Task ▸ This exercise needs all of the entries set down again, exactly as they read.

Page and application data records ▸
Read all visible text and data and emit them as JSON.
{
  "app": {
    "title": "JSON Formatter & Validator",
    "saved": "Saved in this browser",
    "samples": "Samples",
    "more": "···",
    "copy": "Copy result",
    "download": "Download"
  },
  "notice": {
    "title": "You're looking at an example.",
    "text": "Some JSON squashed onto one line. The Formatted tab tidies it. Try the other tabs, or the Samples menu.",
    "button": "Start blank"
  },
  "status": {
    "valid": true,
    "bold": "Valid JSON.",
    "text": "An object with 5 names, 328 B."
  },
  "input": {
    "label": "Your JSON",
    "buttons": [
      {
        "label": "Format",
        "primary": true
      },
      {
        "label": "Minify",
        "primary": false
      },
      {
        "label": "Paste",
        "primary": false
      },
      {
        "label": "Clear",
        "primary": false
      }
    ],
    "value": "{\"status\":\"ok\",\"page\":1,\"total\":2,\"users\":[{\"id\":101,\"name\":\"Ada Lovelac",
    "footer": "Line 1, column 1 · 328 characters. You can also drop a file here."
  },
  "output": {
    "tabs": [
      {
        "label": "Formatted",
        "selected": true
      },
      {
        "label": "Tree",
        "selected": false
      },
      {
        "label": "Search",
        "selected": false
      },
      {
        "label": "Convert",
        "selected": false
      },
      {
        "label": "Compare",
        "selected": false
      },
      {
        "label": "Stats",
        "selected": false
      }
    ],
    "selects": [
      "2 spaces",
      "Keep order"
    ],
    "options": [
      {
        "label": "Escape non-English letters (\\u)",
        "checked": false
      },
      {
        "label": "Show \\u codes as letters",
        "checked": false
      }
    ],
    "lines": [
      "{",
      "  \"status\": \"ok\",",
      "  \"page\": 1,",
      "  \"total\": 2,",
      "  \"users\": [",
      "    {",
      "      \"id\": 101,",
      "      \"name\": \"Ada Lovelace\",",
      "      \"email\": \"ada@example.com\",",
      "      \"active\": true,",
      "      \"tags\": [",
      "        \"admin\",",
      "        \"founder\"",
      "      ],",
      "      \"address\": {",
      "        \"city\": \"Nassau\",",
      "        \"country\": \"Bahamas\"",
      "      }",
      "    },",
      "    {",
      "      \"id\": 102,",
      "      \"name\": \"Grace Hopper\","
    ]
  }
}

Answer to the exercise ▸
Read all visible text and data and emit them as JSON.
{
  "app": {
    "title": "JSON Formatter & Validator",
    "saved": "Saved in this browser",
    "samples": "Samples",
    "more": "···",
    "copy": "Copy result",
    "download": "Download"
  },
  "notice": {
    "title": "You're looking at an example.",
    "text": "Some JSON squashed onto one line. The Formatted tab tidies it. Try the other tabs, or the Samples menu.",
    "button": "Start blank"
  },
  "status": {
    "valid": true,
    "bold": "Valid JSON.",
    "text": "An object with 5 names, 328 B."
  },
  "input": {
    "label": "Your JSON",
    "buttons": [
      {
        "label": "Format",
        "primary": true
      },
      {
        "label": "Minify",
        "primary": false
      },
      {
        "label": "Paste",
        "primary": false
      },
      {
        "label": "Clear",
        "primary": false
      }
    ],
    "value": "{\"status\":\"ok\",\"page\":1,\"total\":2,\"users\":[{\"id\":101,\"name\":\"Ada Lovelac",
    "footer": "Line 1, column 1 · 328 characters. You can also drop a file here."
  },
  "output": {
    "tabs": [
      {
        "label": "Formatted",
        "selected": true
      },
      {
        "label": "Tree",
        "selected": false
      },
      {
        "label": "Search",
        "selected": false
      },
      {
        "label": "Convert",
        "selected": false
      },
      {
        "label": "Compare",
        "selected": false
      },
      {
        "label": "Stats",
        "selected": false
      }
    ],
    "selects": [
      "2 spaces",
      "Keep order"
    ],
    "options": [
      {
        "label": "Escape non-English letters (\\u)",
        "checked": false
      },
      {
        "label": "Show \\u codes as letters",
        "checked": false
      }
    ],
    "lines": [
      "{",
      "  \"status\": \"ok\",",
      "  \"page\": 1,",
      "  \"total\": 2,",
      "  \"users\": [",
      "    {",
      "      \"id\": 101,",
      "      \"name\": \"Ada Lovelace\",",
      "      \"email\": \"ada@example.com\",",
      "      \"active\": true,",
      "      \"tags\": [",
      "        \"admin\",",
      "        \"founder\"",
      "      ],",
      "      \"address\": {",
      "        \"city\": \"Nassau\",",
      "        \"country\": \"Bahamas\"",
      "      }",
      "    },",
      "    {",
      "      \"id\": 102,",
      "      \"name\": \"Grace Hopper\","
    ]
  }
}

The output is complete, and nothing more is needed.